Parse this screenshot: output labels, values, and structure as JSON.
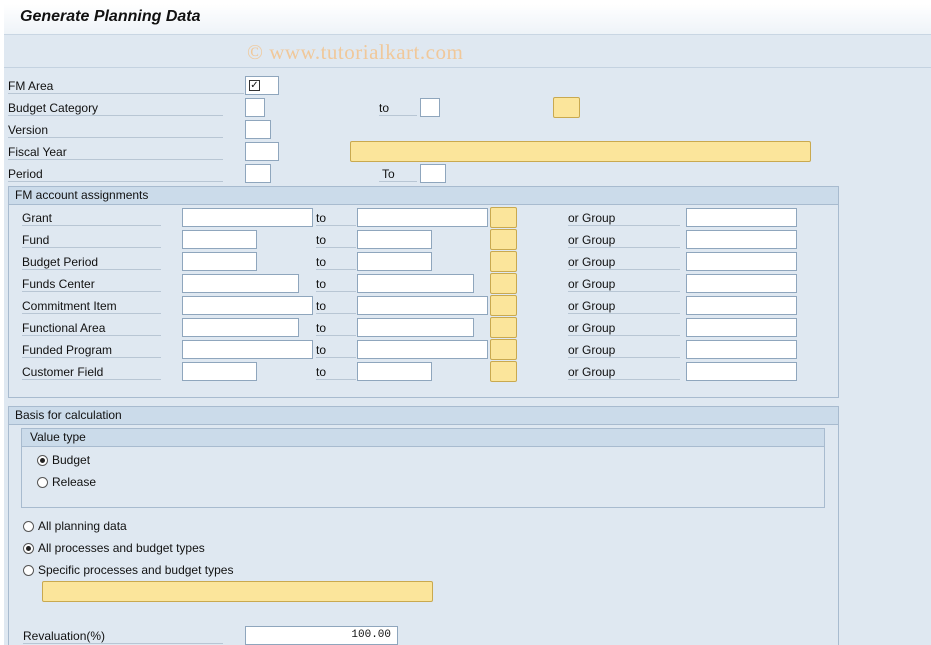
{
  "title": "Generate Planning Data",
  "watermark": "© www.tutorialkart.com",
  "fields": {
    "fm_area": "FM Area",
    "budget_category": "Budget Category",
    "version": "Version",
    "fiscal_year": "Fiscal Year",
    "period": "Period",
    "to_lower": "to",
    "to_upper": "To"
  },
  "fm_assign": {
    "header": "FM account assignments",
    "to": "to",
    "or_group": "or Group",
    "rows": [
      "Grant",
      "Fund",
      "Budget Period",
      "Funds Center",
      "Commitment Item",
      "Functional Area",
      "Funded Program",
      "Customer Field"
    ]
  },
  "basis": {
    "header": "Basis for calculation",
    "value_type": {
      "header": "Value type",
      "options": [
        "Budget",
        "Release"
      ],
      "selected": "Budget"
    },
    "scope_options": [
      "All planning data",
      "All processes and budget types",
      "Specific processes and budget types"
    ],
    "scope_selected": "All processes and budget types",
    "revaluation_label": "Revaluation(%)",
    "revaluation_value": "100.00"
  }
}
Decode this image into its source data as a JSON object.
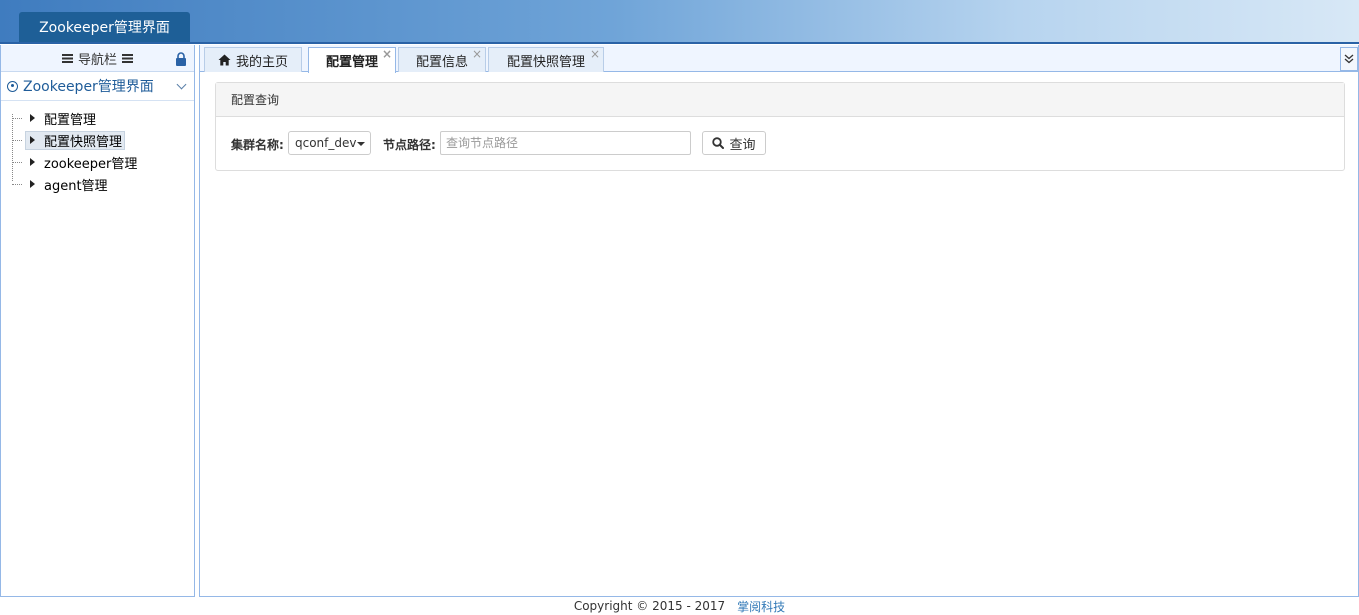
{
  "header": {
    "title": "Zookeeper管理界面"
  },
  "sidebar": {
    "title": "导航栏",
    "accordion_title": "Zookeeper管理界面",
    "items": [
      {
        "label": "配置管理",
        "selected": false
      },
      {
        "label": "配置快照管理",
        "selected": true
      },
      {
        "label": "zookeeper管理",
        "selected": false
      },
      {
        "label": "agent管理",
        "selected": false
      }
    ]
  },
  "tabs": [
    {
      "label": "我的主页",
      "closable": false,
      "active": false,
      "icon": "home-icon"
    },
    {
      "label": "配置管理",
      "closable": true,
      "active": true
    },
    {
      "label": "配置信息",
      "closable": true,
      "active": false
    },
    {
      "label": "配置快照管理",
      "closable": true,
      "active": false
    }
  ],
  "tab_close_glyph": "×",
  "panel": {
    "heading": "配置查询",
    "cluster_label": "集群名称:",
    "cluster_value": "qconf_dev",
    "path_label": "节点路径:",
    "path_placeholder": "查询节点路径",
    "path_value": "",
    "search_button": "查询"
  },
  "footer": {
    "copyright": "Copyright © 2015 - 2017",
    "company": "掌阅科技"
  },
  "colors": {
    "header_tab_bg": "#1e5f97",
    "border": "#95b8e7",
    "accent_text": "#1f5c99",
    "link": "#337ab7"
  }
}
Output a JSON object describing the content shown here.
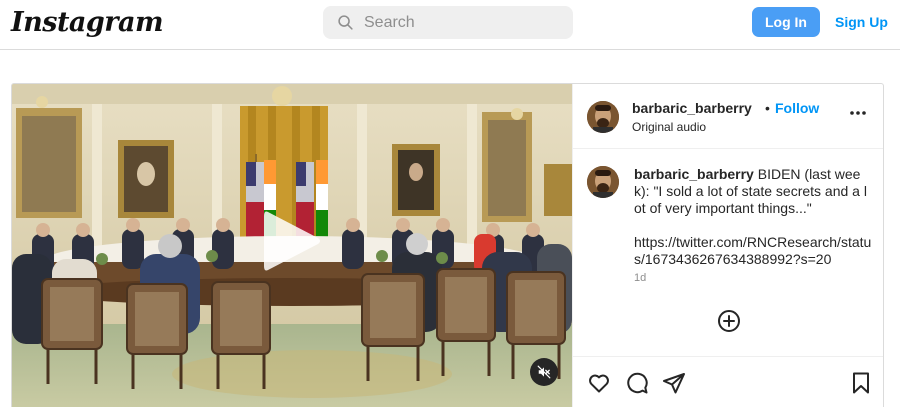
{
  "header": {
    "logo_text": "Instagram",
    "search_placeholder": "Search",
    "login_label": "Log In",
    "signup_label": "Sign Up",
    "accent_color": "#0095f6"
  },
  "post": {
    "username": "barbaric_barberry",
    "separator": "•",
    "follow_label": "Follow",
    "audio_label": "Original audio",
    "caption_username": "barbaric_barberry",
    "caption_text": " BIDEN (last week): \"I sold a lot of state secrets and a lot of very important things...\"\n\nhttps://twitter.com/RNCResearch/status/1673436267634388992?s=20",
    "timestamp": "1d",
    "media": {
      "type": "video",
      "muted": true,
      "play_icon": "play-icon",
      "mute_icon": "muted-speaker-icon"
    },
    "actions": [
      "heart-icon",
      "comment-icon",
      "share-icon",
      "bookmark-icon"
    ],
    "add_comment_icon": "add-circle-icon"
  }
}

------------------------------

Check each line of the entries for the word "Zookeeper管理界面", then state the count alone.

## SOLUTION
2